Changes in Greenwald’s posture, as well as subtle alterations to the set, lights, and sounds, further punctuate shifts between characters. Choices made by director and set designer Joel Sass, as well as by lighting designer Barry Browning and sound designers Sean Healey and C. Andrew Mayer come together beautifully to illustrate that one-person shows are not really the work of just one person. Their collaboration with Greenwald reveals how even the smallest of gestures and flickers of light can produce arresting effects.

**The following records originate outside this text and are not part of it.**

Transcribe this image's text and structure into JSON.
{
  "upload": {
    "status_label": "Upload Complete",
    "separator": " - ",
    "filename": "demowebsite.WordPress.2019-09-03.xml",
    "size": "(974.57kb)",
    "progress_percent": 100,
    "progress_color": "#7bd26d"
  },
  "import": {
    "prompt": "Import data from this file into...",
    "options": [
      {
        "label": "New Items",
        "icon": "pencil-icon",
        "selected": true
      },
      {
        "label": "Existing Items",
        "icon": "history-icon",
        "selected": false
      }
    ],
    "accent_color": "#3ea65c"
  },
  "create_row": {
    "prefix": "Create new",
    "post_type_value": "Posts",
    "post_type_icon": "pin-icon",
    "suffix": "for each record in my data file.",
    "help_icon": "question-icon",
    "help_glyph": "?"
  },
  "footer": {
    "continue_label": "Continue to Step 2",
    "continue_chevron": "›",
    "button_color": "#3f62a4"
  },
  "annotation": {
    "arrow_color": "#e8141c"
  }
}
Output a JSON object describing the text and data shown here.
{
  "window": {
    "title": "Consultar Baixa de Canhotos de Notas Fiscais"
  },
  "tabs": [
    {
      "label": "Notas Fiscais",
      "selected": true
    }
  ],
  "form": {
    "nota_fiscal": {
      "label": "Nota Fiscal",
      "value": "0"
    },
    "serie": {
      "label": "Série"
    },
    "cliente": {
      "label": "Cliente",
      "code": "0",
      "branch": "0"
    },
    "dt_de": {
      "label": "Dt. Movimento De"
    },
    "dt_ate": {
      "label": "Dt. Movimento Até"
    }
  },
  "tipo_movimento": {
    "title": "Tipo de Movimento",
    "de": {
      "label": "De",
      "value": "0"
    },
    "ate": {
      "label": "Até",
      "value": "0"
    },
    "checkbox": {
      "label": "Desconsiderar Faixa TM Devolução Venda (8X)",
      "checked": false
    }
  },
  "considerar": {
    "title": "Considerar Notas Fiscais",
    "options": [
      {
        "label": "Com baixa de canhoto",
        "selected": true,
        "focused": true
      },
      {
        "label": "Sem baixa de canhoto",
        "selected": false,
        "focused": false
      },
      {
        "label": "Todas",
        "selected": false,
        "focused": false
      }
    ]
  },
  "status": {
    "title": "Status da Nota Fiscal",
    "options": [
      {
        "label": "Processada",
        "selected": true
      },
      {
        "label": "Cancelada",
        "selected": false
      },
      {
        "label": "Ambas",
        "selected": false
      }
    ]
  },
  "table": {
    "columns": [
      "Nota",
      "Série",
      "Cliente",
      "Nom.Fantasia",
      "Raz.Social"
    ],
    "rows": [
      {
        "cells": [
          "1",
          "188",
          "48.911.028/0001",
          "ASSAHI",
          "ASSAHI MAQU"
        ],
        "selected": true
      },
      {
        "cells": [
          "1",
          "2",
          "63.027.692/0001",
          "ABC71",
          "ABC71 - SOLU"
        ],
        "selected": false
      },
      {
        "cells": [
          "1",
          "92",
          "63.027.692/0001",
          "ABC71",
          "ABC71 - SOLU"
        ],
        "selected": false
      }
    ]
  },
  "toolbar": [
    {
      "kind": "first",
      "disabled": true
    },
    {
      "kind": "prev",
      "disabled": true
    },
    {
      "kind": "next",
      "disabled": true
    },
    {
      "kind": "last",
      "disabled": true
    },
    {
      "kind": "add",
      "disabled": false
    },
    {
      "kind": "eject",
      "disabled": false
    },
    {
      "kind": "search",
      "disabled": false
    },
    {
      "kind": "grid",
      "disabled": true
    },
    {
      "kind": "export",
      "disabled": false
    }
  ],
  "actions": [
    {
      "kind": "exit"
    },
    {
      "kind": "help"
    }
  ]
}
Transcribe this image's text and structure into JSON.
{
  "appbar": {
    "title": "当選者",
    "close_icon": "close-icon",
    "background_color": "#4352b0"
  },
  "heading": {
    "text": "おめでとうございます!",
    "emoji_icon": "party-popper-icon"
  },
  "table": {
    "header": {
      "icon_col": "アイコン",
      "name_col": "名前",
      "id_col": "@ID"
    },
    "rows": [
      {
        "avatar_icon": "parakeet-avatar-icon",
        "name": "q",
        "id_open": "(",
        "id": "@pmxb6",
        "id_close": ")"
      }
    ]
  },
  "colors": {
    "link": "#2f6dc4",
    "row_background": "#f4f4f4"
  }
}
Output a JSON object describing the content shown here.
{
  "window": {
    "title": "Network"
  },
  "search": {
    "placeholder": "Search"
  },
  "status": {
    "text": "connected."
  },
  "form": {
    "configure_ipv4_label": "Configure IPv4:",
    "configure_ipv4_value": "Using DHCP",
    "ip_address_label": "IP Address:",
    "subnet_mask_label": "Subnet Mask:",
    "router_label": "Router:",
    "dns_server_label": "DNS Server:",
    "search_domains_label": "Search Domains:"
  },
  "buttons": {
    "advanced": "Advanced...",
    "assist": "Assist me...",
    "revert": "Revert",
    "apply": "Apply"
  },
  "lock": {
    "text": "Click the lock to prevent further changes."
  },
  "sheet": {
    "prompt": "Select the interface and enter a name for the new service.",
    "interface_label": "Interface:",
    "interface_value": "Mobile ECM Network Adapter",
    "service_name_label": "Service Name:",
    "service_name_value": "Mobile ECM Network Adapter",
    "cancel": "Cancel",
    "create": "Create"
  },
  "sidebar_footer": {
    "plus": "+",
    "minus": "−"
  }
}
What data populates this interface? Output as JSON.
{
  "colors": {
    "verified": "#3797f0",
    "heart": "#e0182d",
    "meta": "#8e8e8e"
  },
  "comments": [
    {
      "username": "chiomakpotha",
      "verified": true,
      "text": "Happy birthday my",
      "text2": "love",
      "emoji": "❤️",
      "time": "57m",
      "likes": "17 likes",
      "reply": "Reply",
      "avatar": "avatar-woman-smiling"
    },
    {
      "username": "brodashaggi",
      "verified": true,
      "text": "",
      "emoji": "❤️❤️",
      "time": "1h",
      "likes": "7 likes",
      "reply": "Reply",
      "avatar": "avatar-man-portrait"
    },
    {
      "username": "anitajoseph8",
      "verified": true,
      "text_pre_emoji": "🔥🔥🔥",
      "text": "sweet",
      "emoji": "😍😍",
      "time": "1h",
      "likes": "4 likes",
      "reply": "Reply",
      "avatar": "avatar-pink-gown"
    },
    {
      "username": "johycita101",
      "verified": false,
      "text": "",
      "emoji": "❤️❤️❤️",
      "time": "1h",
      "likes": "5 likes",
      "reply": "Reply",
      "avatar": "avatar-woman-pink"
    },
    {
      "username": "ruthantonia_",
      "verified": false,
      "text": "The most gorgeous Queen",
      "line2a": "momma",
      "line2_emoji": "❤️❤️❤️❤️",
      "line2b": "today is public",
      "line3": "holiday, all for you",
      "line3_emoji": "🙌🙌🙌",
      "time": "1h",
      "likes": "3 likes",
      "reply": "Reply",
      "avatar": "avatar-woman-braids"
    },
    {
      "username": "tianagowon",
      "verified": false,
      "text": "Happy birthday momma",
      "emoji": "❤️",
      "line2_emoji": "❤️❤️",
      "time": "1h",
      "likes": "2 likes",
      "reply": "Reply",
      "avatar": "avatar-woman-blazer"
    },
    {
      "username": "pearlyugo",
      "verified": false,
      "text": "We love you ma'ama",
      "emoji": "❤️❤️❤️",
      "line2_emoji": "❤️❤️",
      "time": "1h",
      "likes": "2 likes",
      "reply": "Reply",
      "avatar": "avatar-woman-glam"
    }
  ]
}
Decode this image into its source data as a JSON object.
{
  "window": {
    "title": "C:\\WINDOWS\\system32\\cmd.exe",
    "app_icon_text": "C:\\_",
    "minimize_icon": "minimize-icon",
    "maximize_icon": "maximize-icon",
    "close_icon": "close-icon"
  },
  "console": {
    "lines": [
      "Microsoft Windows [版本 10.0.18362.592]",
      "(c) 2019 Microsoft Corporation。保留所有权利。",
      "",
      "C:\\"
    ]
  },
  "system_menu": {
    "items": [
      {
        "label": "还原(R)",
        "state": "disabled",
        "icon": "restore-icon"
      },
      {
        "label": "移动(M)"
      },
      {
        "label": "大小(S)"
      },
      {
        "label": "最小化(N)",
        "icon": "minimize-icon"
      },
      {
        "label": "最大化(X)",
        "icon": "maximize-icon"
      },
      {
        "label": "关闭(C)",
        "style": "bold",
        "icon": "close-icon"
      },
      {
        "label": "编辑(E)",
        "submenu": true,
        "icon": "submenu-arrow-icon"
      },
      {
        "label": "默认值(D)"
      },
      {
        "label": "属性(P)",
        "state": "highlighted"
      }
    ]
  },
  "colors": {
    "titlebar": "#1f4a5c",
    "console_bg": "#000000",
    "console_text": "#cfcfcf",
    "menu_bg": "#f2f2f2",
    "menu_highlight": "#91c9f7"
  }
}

In a production filled with such small and effective shifts, it’s notable that Greenwald rarely changes costume, but usually remains in the self-imposed uniform that Charlotta adopted later in life: sturdy black shoes, a collared black dress, and a string of white pearls. The decision to mostly keep Greenwald in this black-and-white clothing (designed by Amelia Cheever) is not only efficient, preventing countless changes for which there just isn’t time, but also makes artistic sense given the fact that it is Charlotta’s story which serves as a prism that refracts the supporting characters’ entrances and exits.
The fact that such these constant entrances and exists work, enhancing Charlotta’s story rather than muddling it, is due in no small part to Wright’s script. Filled with phrases that are deceptively clear and simple, the script manages uncannily to convey exactly the impressions one has of Charlotta and her interlocutors, even as these impressions become increasingly conflicted. There are only a couple of moments that feel too on-the-nose and straightforward for this otherwise nuanced script.
It’s hard to tell where Wright’s script ends and Greenwald’s performance begins, just as it’s hard to tell how much of Charlotta’s persona is true and how much is contrived. Such ambiguities as these underscore why I Am My Own Wife represents theater at its best: By blending together text, performance, set, and subject, it creates an experience that is more than the sum of its parts.